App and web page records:
%%

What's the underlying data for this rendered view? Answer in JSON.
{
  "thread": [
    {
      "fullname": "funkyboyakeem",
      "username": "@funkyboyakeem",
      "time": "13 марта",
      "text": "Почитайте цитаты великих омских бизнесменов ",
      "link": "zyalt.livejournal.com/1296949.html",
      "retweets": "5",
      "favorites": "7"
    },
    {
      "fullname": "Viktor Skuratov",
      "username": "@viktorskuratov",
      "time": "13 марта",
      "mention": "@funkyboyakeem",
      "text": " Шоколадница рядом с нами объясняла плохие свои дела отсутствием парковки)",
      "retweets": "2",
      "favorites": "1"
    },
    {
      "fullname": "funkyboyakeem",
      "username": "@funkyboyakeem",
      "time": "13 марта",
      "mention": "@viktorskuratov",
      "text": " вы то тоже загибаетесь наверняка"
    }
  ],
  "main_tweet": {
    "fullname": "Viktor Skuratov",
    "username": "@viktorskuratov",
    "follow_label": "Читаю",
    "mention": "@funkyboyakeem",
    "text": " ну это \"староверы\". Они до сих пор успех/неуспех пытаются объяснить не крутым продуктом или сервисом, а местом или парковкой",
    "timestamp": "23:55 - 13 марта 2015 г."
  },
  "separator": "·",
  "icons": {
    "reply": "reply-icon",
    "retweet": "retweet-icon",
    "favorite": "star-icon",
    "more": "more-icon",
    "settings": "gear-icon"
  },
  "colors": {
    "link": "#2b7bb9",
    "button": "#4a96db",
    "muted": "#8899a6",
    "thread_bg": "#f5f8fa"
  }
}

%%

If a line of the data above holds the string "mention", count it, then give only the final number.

3